Selected Article from the BHAS Bi-Annual magazine "Flint"
The Geology of the
Mediterranean: BHAS Day School
Tony Corrigan made an
excellent job of explaining the complex geology of the Mediterranean
Basin and the way in which its current configuration came into being.
As archaeologists we are used to dealing with events that happened
thousands of years ago but the time frame of geological processes
extends many millions of years into the past and it can be difficult
for the unini-tiated to get their minds around this.
Tony began the day with a
description of the make-up of Earth, as it is understood now. The
outer crust on which we live lies over the mantle, which Is divided
into two zones and reaches 2,900 kilometres down to the core.
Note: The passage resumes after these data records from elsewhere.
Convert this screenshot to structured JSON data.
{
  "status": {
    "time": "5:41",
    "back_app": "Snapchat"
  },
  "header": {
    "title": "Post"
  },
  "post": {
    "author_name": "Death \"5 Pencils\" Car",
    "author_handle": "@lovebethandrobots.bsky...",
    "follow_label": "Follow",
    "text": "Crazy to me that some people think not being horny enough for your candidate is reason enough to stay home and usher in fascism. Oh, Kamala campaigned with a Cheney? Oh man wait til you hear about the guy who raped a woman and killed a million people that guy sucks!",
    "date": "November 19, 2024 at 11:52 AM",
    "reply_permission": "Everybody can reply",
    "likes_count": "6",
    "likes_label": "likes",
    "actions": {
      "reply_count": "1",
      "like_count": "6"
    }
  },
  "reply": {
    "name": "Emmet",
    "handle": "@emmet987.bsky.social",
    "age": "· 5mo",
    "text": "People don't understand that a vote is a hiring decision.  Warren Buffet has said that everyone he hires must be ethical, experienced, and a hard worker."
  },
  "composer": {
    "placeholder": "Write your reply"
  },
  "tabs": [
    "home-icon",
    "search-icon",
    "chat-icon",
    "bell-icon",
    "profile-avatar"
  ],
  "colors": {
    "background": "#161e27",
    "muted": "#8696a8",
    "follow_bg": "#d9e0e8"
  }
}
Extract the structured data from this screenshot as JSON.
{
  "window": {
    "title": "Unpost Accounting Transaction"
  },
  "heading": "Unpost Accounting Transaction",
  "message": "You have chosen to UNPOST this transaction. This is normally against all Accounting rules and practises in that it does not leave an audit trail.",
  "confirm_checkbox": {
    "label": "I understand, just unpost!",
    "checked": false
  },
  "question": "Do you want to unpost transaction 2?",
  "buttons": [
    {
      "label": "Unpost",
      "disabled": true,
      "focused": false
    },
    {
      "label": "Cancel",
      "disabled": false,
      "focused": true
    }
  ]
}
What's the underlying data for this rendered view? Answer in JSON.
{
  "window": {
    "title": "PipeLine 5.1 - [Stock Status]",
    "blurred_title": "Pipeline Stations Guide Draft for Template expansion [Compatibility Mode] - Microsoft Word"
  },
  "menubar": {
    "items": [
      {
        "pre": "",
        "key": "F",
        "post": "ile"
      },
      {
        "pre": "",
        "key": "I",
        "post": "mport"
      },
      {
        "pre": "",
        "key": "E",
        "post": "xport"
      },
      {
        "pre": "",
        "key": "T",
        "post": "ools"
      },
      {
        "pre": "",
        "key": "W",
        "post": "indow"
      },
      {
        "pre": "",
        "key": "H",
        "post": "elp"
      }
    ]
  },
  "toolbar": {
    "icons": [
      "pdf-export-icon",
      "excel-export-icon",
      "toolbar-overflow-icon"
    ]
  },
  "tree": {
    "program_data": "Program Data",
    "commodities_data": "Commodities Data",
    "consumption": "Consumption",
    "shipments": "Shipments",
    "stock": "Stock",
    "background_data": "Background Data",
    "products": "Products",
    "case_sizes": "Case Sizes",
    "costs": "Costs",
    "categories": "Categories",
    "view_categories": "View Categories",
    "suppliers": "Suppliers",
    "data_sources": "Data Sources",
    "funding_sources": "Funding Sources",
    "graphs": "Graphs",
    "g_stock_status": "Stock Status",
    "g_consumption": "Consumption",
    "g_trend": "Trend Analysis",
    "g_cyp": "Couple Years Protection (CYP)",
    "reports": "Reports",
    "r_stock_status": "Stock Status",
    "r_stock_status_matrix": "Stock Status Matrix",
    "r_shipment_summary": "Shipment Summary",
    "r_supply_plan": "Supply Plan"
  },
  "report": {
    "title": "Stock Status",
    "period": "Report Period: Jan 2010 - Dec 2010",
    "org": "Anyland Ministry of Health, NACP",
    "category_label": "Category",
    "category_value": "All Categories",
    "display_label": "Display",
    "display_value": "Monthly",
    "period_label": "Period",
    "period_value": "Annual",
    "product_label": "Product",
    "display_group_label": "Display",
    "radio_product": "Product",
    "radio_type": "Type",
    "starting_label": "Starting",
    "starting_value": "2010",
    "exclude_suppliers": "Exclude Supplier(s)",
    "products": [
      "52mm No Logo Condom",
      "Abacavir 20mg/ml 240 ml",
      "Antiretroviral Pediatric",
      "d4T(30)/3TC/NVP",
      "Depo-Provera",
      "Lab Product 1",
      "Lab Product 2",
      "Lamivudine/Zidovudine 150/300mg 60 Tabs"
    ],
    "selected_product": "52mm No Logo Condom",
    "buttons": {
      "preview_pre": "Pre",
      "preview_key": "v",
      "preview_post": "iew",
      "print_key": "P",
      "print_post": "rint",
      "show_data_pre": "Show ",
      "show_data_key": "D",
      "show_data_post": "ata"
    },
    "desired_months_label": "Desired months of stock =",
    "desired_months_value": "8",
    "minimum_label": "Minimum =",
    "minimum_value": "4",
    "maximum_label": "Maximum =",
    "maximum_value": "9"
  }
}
The
ocean crust, mainly bas-alt, is about 5 km thick while the
continental crust, mainly sili-cates and limestone is mostly 30-40 km
thick but can extend to 100km in places. The crust and upper mantle
are made up of tectonic plates which move over the mantle and faults
in be-tween these plates allow for molten magma from the lower
lev-els to erupt into the atmosphere as volcanoes.
He then described what is
believed to have been the way in which the Earths crust has
changed over those millions of years: tectonic plates meet and
coalesce into one, creating con-tinents and oceans; then break up and
create new configura-tions. About 250 million years ago (mya) the
giant continent Pangea broke up and formed two land masses separated
by the huge Tethys Ocean but they are now moving together again.
About 5.96 mya the nascent
Mediterranean Sea was closed off from the oceans and dried up in an
episode known as the Mes-sinian Salinity Crisis. About 5.33 mya the
Gibraltar Straits reo-pened and the Mediterranean Sea filled up.
This event, known as the
Zanclean Flood, could have taken place over as short a time as one to
two years. It is, however, still an area of negative precipitation
and needs its link to the Atlantic Ocean to maintain its existence.
Meanwhile, the tectonic
plates which have been moving to-gether and created the more or less
enclosed basin of the Mediterranean continue to push against each
other as they have done over the millions of years, causing the
formation of the mountain ranges which surround the Mediterranean
Sea. Some of these mountain ranges and parts of the sea-bed have
become very distorted by these tectonic pressures and the depth of
the sea bed varies greatly. A major fault line runs more or less the
length of Italy and extends south in to the sea. This has resulted in
the many volcanic eruptions and earthquakes which both the mainland
and islands experience.
So the next time you visit
Italy or other Mediterranean lands and islands try to imagine what
will happen as the surrounding land masses move ever closer together,
eventually strangling the Mediterranean Sea again and creating a new continent!